An interesting way to test the legitimacy of armed external intervention is to ask how would the world have reacted had the New Egyptian army invaded Libya in order to spread the Arab Spring? Would this have been more effective than a US/NATO action?
The answer is undoubtedly ‘yes’ – particularly if other Arab League countries had participated. This would have been unquestionable popular support for democracy and social equality and laid to rest any suspicion that the US/NATO intervention had a hidden agenda: Libya’s oil. Having said this, there are many reasons why this regional intervention did not take place; so the fact that US/NATO firepower was instrumental in toppling Gaddafi was positive. And the likelihood of a hidden agenda being successful is made more difficult by the fact that they are not physically occupying Libya. There is every chance now that Libyans themselves will determine the direction of their society.
In conclusion, the US intervention in Libya was of a very different order to the second invasion of Iraq and can be supported. In fact, one must ask why the democratic forces in Syria are not getting the same regional and global support.
As a random aside from the sometimes drab world of international politics, you may want to venture out and buy lottery tickets online or have a browse at some of the best online casinos in the hope of never having to hear another story about US foreign intervention!
On a personal note, I'm just about at the end of a 6 month sabbatical and looking forward to my next assignment - definitely in a nation not at war this time thankfully!
I have to give a special mention in this post to my personal strategy coach who has helped me discover some pretty amazing things about myself over the last few months. If ever any of you require a personal coach or need to hire a facilitator, then I would highly recommend getting in touch with Pratish through his executive coaching site or directly through Fusionfields.
I leave for South East Asia for a short stint and then I'm back to a dream photographic assignment in Botswana.
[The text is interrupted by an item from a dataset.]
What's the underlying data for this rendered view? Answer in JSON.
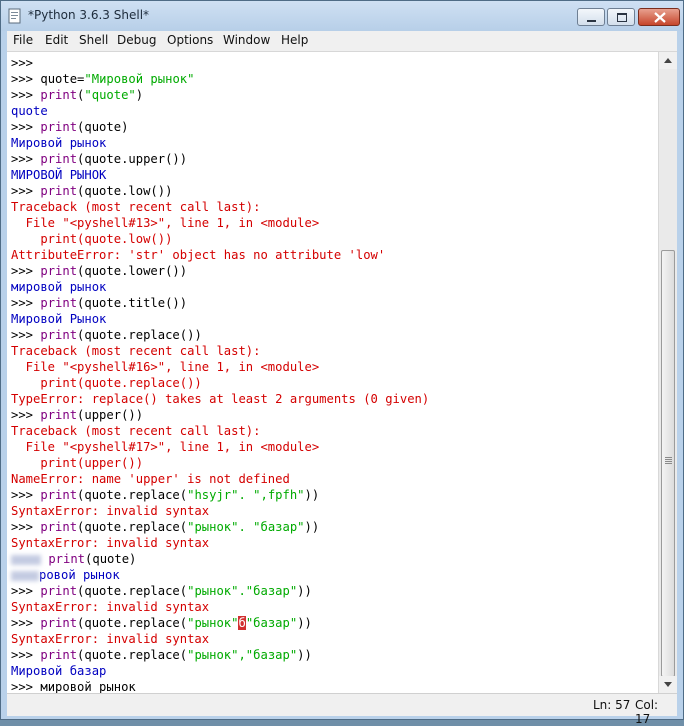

At some point in this lifetime, I will actually deliver on my promise to post my photos on this blog... Until then, enjoy!